“There was one common denominator that I observed: their unwavering work ethic. There are few places in the world where I feel that a community, or even the country as a whole, has a constant craving for absolute perfectionism”. Explains Paul Barbera. “This ideal permeates through street cleaners all the way to world-leading creatives. It further fuels my admiration for Japan as it is so deep-rooted and is something that cannot be taught.”
Each studio-portrait is complemented by tailored interviews written by Kanae Hasegawa on professional lifestyle, cultural imprints and approaches to experimentation. Here we extrapolated six inspiring comments from the publication.
TADAO ANDO – Architect
Tadao Ando on the importance of making architectural models while designing architecture. “Crafting architectural models of walls using your own hands and experimenting back and forth when you are not satisfied with it, is an integral process at the core of architectural model making. These processes are creative in a true sense, although some may say obsolete”.
TAKAHASHI HIROKO – Kimono designer
Takahasi Hiroko on the uniqueness of Kimono-ware: “Kimono designs allow to express freedom within that restriction. The Japanese have been expressing individual identity through original patterns of decoration within the restriction of the identical form of a kimono, and trying to find joy within the given environment that is inherent in the Japanese way of acting or living”.

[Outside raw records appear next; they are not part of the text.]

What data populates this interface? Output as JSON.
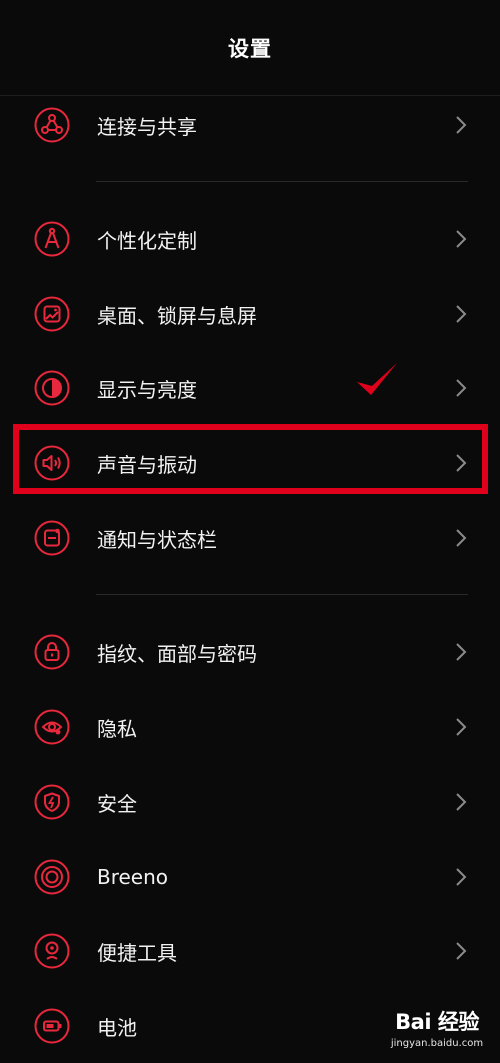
{
  "header": {
    "title": "设置"
  },
  "settings": [
    {
      "label": "连接与共享",
      "icon": "share-nodes-icon"
    },
    {
      "label": "个性化定制",
      "icon": "compass-icon"
    },
    {
      "label": "桌面、锁屏与息屏",
      "icon": "wallpaper-icon"
    },
    {
      "label": "显示与亮度",
      "icon": "half-circle-brightness-icon"
    },
    {
      "label": "声音与振动",
      "icon": "speaker-icon"
    },
    {
      "label": "通知与状态栏",
      "icon": "notification-bar-icon"
    },
    {
      "label": "指纹、面部与密码",
      "icon": "lock-icon"
    },
    {
      "label": "隐私",
      "icon": "privacy-eye-icon"
    },
    {
      "label": "安全",
      "icon": "shield-icon"
    },
    {
      "label": "Breeno",
      "icon": "breeno-ring-icon"
    },
    {
      "label": "便捷工具",
      "icon": "gesture-icon"
    },
    {
      "label": "电池",
      "icon": "battery-icon"
    }
  ],
  "annotation": {
    "highlighted_item": "声音与振动",
    "color": "#e0001b"
  },
  "watermark": {
    "logo": "Bai 经验",
    "domain": "jingyan.baidu.com"
  },
  "colors": {
    "accent": "#e8283c",
    "background": "#0a0a0a",
    "text": "#f2f2f2",
    "chevron": "#8a8a8a"
  }
}
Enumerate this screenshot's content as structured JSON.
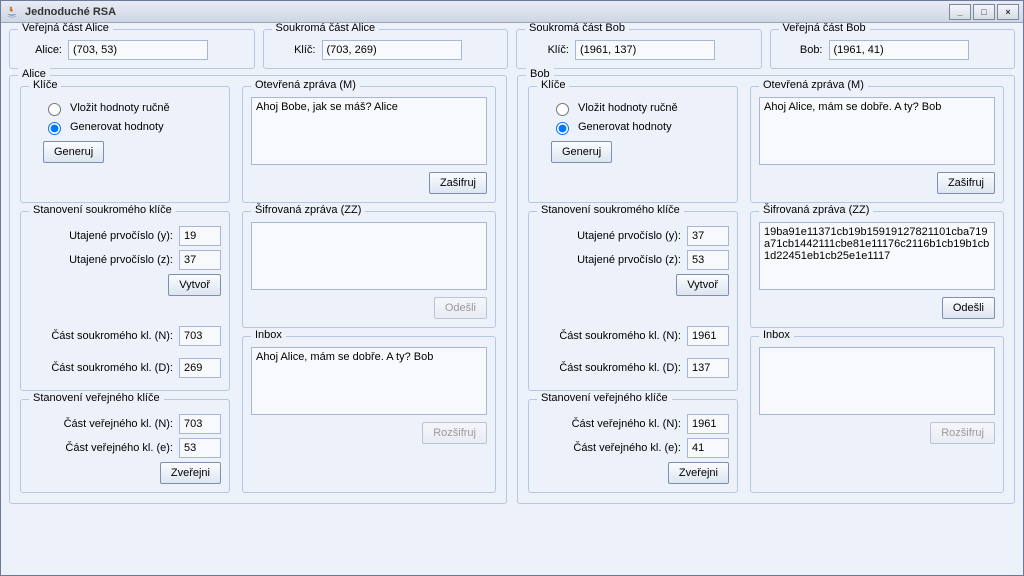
{
  "window": {
    "title": "Jednoduché RSA"
  },
  "top": {
    "alice_public": {
      "legend": "Veřejná část Alice",
      "label": "Alice:",
      "value": "(703, 53)"
    },
    "alice_private": {
      "legend": "Soukromá část Alice",
      "label": "Klíč:",
      "value": "(703, 269)"
    },
    "bob_private": {
      "legend": "Soukromá část Bob",
      "label": "Klíč:",
      "value": "(1961, 137)"
    },
    "bob_public": {
      "legend": "Veřejná část Bob",
      "label": "Bob:",
      "value": "(1961, 41)"
    }
  },
  "labels": {
    "keys": "Klíče",
    "radio_manual": "Vložit hodnoty ručně",
    "radio_generate": "Generovat hodnoty",
    "generate_btn": "Generuj",
    "private_key_panel": "Stanovení soukromého klíče",
    "prime_y": "Utajené prvočíslo (y):",
    "prime_z": "Utajené prvočíslo (z):",
    "create_btn": "Vytvoř",
    "priv_n": "Část soukromého kl. (N):",
    "priv_d": "Část soukromého kl. (D):",
    "public_key_panel": "Stanovení veřejného klíče",
    "pub_n": "Část veřejného kl. (N):",
    "pub_e": "Část veřejného kl. (e):",
    "publish_btn": "Zveřejni",
    "open_msg": "Otevřená zpráva (M)",
    "encrypt_btn": "Zašifruj",
    "cipher_msg": "Šifrovaná zpráva (ZZ)",
    "send_btn": "Odešli",
    "inbox": "Inbox",
    "decrypt_btn": "Rozšifruj"
  },
  "alice": {
    "legend": "Alice",
    "prime_y": "19",
    "prime_z": "37",
    "priv_n": "703",
    "priv_d": "269",
    "pub_n": "703",
    "pub_e": "53",
    "open_msg": "Ahoj Bobe, jak se máš? Alice",
    "cipher": "",
    "inbox": "Ahoj Alice, mám se dobře. A ty? Bob"
  },
  "bob": {
    "legend": "Bob",
    "prime_y": "37",
    "prime_z": "53",
    "priv_n": "1961",
    "priv_d": "137",
    "pub_n": "1961",
    "pub_e": "41",
    "open_msg": "Ahoj Alice, mám se dobře. A ty? Bob",
    "cipher": "19ba91e11371cb19b15919127821101cba719a71cb1442111cbe81e11176c2116b1cb19b1cb1d22451eb1cb25e1e1117",
    "inbox": ""
  }
}
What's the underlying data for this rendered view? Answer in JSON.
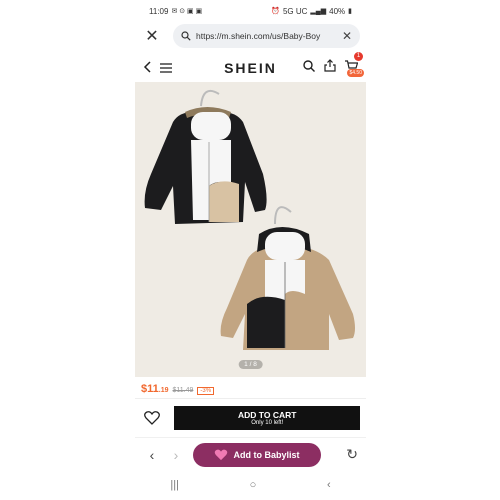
{
  "status_bar": {
    "time": "11:09",
    "network": "5G UC",
    "battery": "40%"
  },
  "browser": {
    "url": "https://m.shein.com/us/Baby-Boy"
  },
  "site": {
    "logo": "SHEIN",
    "cart_count": "1",
    "cart_amount": "$4.50"
  },
  "product": {
    "pager": "1 / 8"
  },
  "price": {
    "dollar": "$11",
    "cents": ".19",
    "original": "$11.49",
    "discount": "-3%"
  },
  "cart_button": {
    "label": "ADD TO CART",
    "stock_note": "Only 10 left!"
  },
  "babylist": {
    "label": "Add to Babylist"
  },
  "colors": {
    "price": "#f1682e",
    "babylist_bg": "#8c2e62",
    "atc_bg": "#111111",
    "jacket_black": "#1c1c1e",
    "jacket_tan": "#c2a582"
  },
  "icons": [
    "close-icon",
    "search-icon",
    "back-icon",
    "menu-icon",
    "share-icon",
    "cart-icon",
    "heart-icon",
    "reload-icon"
  ]
}
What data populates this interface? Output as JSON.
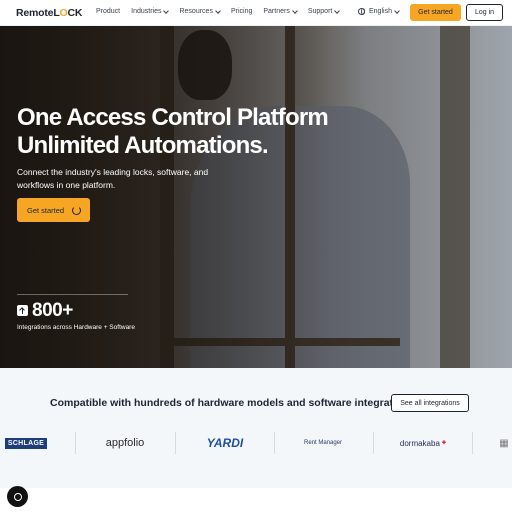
{
  "nav": {
    "logo_prefix": "Remote",
    "logo_suffix": "L",
    "logo_o": "O",
    "logo_end": "CK",
    "items": [
      {
        "label": "Product",
        "dropdown": false
      },
      {
        "label": "Industries",
        "dropdown": true
      },
      {
        "label": "Resources",
        "dropdown": true
      },
      {
        "label": "Pricing",
        "dropdown": false
      },
      {
        "label": "Partners",
        "dropdown": true
      },
      {
        "label": "Support",
        "dropdown": true
      }
    ],
    "language": "English",
    "get_started": "Get started",
    "login": "Log in"
  },
  "hero": {
    "title_line1": "One Access Control Platform",
    "title_line2": "Unlimited Automations.",
    "subtitle": "Connect the industry's leading locks, software, and workflows in one platform.",
    "cta": "Get started",
    "stat_value": "800+",
    "stat_label": "Integrations across Hardware + Software"
  },
  "compat": {
    "title": "Compatible with hundreds of hardware models and software integrations.",
    "button": "See all integrations",
    "logos": {
      "schlage": "SCHLAGE",
      "appfolio": "appfolio",
      "yardi": "YARDI",
      "rentmanager": "Rent Manager",
      "dormakaba": "dormakaba",
      "dormakaba_mark": "✚"
    }
  },
  "colors": {
    "accent": "#f6a623",
    "dark": "#1d2433",
    "section_bg": "#f4f7f9"
  }
}
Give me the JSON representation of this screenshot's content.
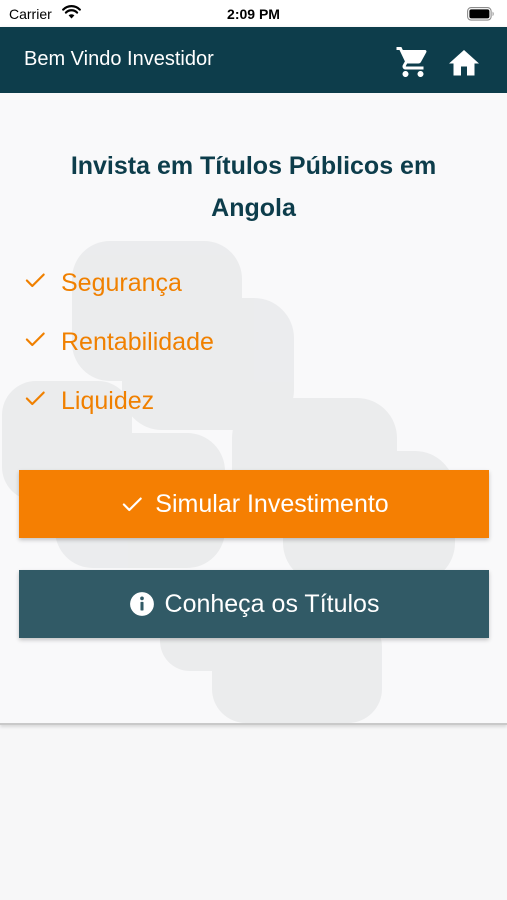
{
  "status_bar": {
    "carrier": "Carrier",
    "time": "2:09 PM",
    "icons": [
      "wifi-icon",
      "battery-icon"
    ]
  },
  "nav_bar": {
    "title": "Bem Vindo Investidor",
    "actions": [
      {
        "icon": "cart-icon"
      },
      {
        "icon": "home-icon"
      }
    ]
  },
  "main": {
    "title": "Invista em Títulos Públicos em Angola",
    "benefits": [
      {
        "icon": "check-icon",
        "label": "Segurança"
      },
      {
        "icon": "check-icon",
        "label": "Rentabilidade"
      },
      {
        "icon": "check-icon",
        "label": "Liquidez"
      }
    ],
    "buttons": {
      "simular": {
        "icon": "check-icon",
        "label": "Simular Investimento"
      },
      "conheca": {
        "icon": "info-icon",
        "label": "Conheça os Títulos"
      }
    }
  },
  "colors": {
    "nav_background": "#0d3d4b",
    "title_text": "#0d3d4b",
    "accent_orange": "#f57f02",
    "benefit_text": "#f08000",
    "secondary_button": "#315a66",
    "page_background": "#f7f7f8"
  }
}
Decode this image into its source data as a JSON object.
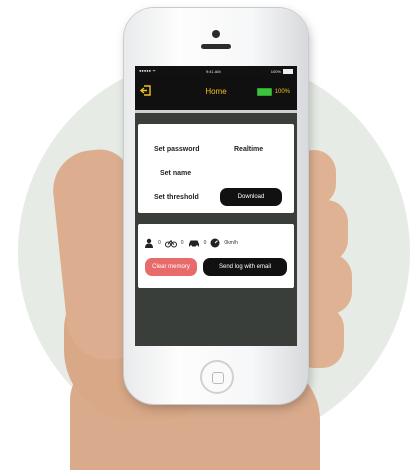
{
  "status_bar": {
    "carrier": "●●●●● ᯤ",
    "time": "9:41 AM",
    "battery": "100%"
  },
  "nav": {
    "title": "Home",
    "battery": "100%"
  },
  "settings": {
    "set_password": "Set password",
    "realtime": "Realtime",
    "set_name": "Set name",
    "set_threshold": "Set threshold",
    "download": "Download"
  },
  "stats": {
    "person_count": "0",
    "bike_count": "0",
    "car_count": "0",
    "speed": "0km/h"
  },
  "actions": {
    "clear_memory": "Clear memory",
    "send_log": "Send log with email"
  },
  "colors": {
    "accent": "#f0c020",
    "battery": "#3ec23e",
    "danger": "#e86b6b"
  },
  "icons": [
    "back-arrow-icon",
    "battery-icon",
    "person-icon",
    "bicycle-icon",
    "car-icon",
    "speedometer-icon"
  ]
}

NENDO – Design studio
Oki Sato on managing 200 projects running at the same time: “After speaking with the client I will probably reduce an initial 20 to 30 ideas to four or so. Then I return to the office and allocate a designer to the project. I only have one designer working on each project. We don’t work in groups, nor do we do brainstorming with several people giving ideas”.
SCHEMATA ARCHITECTS – Architecture practice
Jo Nagasaka on his employees conducting their work by standing. “When you have hours of desk work, a standing posture is better for your body. Besides, once you sit down, it’s easy to be reluctant to get back up. If a staff member is standing, it is easier to move and things start to go around quicker I feel”.
SHINJI OHMAKI – Artist
Shinji Ohmaki on rekindling with Nature in his new atelier in a fishermen’s village 2 hours away from Tokyo. “[The 2011 catastrophe] made me realize the fragility [and] impermanence of things and reminded me that each second and moment is constantly changing. This is something we all know, but one is likely to forget when living in a civilised, urban environment far away from nature”.
MARIKO MORI – Fashion Designer
Mariko Mori on creating a tea house in her studio-apartment: “The tea house is a place where people become one through tea ceremony. I see the tea ritual as an act of purifying one’s spirit and sharing feelings of consolation with others”.